China is poised to become the EU’s most important commercial partner, while simultaneously being a serious challenger in trade and a competitor for resources. It is against the backdrop of this dichotomy that this report offers a number of suggestions to assist EU policymakers in developing a more coherent approach towards China.
EU foreign policy in the Asia Pacific: striking the right balance between the US, China and ASEAN
Analysis - 07 September 2012
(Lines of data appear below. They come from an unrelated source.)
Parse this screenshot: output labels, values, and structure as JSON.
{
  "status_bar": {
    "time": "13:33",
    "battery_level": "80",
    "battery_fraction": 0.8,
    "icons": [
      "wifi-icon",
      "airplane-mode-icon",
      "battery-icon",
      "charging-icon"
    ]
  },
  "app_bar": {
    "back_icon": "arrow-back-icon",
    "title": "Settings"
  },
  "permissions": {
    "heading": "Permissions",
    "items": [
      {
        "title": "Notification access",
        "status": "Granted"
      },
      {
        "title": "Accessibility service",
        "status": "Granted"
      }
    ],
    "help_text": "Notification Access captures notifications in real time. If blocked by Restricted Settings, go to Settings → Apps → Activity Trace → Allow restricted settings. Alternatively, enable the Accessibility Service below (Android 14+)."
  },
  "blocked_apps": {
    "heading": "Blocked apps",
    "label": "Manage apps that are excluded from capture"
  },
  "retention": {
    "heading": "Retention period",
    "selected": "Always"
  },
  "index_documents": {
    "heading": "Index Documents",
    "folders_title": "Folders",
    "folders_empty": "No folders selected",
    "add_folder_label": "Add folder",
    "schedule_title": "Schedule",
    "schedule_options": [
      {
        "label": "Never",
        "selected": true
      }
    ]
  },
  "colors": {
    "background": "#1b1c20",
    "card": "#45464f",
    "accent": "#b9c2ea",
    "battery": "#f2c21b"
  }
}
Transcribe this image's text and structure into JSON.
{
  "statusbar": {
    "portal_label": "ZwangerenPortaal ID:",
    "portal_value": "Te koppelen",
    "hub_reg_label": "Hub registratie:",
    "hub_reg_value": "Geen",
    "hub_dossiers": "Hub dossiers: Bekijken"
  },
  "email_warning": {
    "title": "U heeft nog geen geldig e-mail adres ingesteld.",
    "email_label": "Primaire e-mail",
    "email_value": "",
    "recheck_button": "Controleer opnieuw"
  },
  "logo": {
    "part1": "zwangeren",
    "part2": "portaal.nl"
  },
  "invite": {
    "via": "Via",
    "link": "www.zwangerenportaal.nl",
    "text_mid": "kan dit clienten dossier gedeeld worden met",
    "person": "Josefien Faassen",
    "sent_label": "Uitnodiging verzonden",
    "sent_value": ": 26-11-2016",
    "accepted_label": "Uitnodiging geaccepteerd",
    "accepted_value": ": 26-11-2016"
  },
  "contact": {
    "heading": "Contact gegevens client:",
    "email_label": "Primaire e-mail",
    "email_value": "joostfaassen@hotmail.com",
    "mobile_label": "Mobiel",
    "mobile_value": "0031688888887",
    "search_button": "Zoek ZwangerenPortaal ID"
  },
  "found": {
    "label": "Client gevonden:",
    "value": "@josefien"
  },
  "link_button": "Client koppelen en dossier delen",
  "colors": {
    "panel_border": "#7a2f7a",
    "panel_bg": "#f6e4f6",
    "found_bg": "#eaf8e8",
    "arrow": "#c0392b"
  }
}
EU foreign policy in the Asia Pacific is stepping up a gear. The visit of Catherine Ashton to Asia in July 2012, which included her meeting with Chinese leaders, her subsequent participation – for the first time – in the ASEAN Regional Forum (ARF) in Phnom Penh and the issuing of the joint EU-US statement on the Asia Pacific, clearly indicate the interest, and the readiness, of the EU to be more involved in the region. With the Asia Pacific now firmly on the EU’s agenda and transatlantic cooperation on the region moving ahead, it is time for the EU to devise a clear strategic vision of its role and priorities in the area, including the development of its own autonomous position on the most important security flashpoints, with particular attention paid to the territorial and maritime disputes in the South China Sea. Only by doing so will the EU be better positioned to raise its profile and promote more effectively its interests and values in this distant – but increasingly important – part of the world.